It was originally a visgoth Christian temple that was built into a catholic basilica. Then when the Muslims conquered Spain in 711 they split it in half, one side for Christians, one for Muslims. The two religions shared the space until 784, when the muslim ruler bought the christian half, tore down the original structure and began construction on the grand mosque of Cordoba. The architecture of the grand mosque is much of what remains today. It took two centuries to fully finish building, but it blows my mind that so much of the architecture that is in these photos was constructed between 780-980, that's well over 1,000 years ago! And it's still standing! In fact, there was a corner of the church in which they found stones that builders engraved their names in, in arabic. I bet they never expected that someone 1,000 years in the future would be reading them. 
just dying at how beautiful every corner is and the sun streaming through.. 
These columns are the focal point of one section of the church and seemed to go on forever! Historic texts compared them to local orange groves. Our guide pointed out that many of the columns have small differences in style because the architects of the mosque reused the Roman pillars that were used to construct the original church in the 4th and 5th century. So clever and adds an even additional layer of historical depth to the building! 
And then woah, flash forward a few hundred years to a whole different form of architecture. It felt like stepping into a completely different church, but it really was just the catholic renovations to the mosque. 
Beautiful, but in this context a real travesty and out of place. I think it looks garish in comparison with the intricate stone and wood geometric carvings of the Islamic architecture. 

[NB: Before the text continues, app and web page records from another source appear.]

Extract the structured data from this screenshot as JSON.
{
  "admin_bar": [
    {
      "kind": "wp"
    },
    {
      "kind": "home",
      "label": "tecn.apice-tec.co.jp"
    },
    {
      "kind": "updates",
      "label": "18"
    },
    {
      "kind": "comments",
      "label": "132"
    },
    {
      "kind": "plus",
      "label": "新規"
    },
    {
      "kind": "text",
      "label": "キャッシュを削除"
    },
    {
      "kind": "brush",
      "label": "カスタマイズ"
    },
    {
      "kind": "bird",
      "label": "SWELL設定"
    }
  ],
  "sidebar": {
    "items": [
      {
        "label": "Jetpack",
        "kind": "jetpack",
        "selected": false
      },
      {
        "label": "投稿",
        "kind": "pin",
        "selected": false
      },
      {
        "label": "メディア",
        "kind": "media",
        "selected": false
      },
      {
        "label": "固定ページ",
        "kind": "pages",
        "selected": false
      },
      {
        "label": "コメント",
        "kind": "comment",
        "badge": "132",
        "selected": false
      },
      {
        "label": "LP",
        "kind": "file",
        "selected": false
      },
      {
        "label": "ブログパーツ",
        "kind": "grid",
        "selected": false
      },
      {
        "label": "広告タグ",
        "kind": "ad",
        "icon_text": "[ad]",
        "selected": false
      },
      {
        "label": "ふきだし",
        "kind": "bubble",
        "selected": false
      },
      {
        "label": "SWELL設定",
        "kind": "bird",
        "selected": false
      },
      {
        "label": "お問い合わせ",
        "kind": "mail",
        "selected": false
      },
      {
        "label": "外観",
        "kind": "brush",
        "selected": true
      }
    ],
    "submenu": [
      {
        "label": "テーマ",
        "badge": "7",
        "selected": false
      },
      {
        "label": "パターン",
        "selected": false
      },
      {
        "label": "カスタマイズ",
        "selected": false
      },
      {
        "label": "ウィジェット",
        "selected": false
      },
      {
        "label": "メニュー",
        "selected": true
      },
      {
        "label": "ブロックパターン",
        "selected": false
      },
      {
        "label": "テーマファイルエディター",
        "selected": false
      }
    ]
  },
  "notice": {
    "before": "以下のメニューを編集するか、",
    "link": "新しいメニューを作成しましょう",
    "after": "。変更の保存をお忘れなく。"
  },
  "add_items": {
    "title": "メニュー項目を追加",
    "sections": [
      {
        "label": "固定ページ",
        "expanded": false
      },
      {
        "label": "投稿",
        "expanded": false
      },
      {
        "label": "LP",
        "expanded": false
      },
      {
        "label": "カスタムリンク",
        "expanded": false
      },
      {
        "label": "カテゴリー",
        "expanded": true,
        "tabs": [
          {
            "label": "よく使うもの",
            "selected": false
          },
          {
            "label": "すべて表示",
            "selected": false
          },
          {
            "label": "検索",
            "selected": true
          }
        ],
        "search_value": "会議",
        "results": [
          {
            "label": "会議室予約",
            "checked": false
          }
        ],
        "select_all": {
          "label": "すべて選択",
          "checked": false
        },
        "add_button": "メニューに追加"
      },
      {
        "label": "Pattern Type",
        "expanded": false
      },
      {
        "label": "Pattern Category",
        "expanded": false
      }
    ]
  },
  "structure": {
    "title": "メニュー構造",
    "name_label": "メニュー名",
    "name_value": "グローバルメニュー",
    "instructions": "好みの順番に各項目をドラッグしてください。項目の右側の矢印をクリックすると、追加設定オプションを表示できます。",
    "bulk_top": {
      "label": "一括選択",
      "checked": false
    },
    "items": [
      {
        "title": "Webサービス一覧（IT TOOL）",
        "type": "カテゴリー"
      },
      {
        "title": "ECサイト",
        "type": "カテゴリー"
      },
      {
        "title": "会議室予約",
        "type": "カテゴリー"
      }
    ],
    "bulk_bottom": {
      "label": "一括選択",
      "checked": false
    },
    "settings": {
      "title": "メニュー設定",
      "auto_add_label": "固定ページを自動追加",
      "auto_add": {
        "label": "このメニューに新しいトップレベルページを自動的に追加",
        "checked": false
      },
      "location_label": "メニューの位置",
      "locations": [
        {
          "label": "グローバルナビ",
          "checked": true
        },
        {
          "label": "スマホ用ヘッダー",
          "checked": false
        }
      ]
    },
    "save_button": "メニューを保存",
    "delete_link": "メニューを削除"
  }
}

Then few photos from around Cordoba's city: 
I had Les Miserables on the brain this trip (which is a story for another post). But this bridge ^^ totally reminded me of Javert jumping to his suicide, anyone else with me? 
crsip white walls 
^ This was the wall of the inner courtyard of a historic home. Our tour guide explained that all the old homes in Cordoba were built around these inner courtyards which were designed to have some vegetation and the stones during the summer were splashed with cool water which acted like a swamp cooler to keep the whole house cool in the heat. I wish I had gotten a panorama of the courtyard. It was so lovely!

More Spanish treasures ahead! Next stop, one of the coolest places in Southern Spain, Alhambra a UNESCO World Heritage site in Grenada! 

xx Jess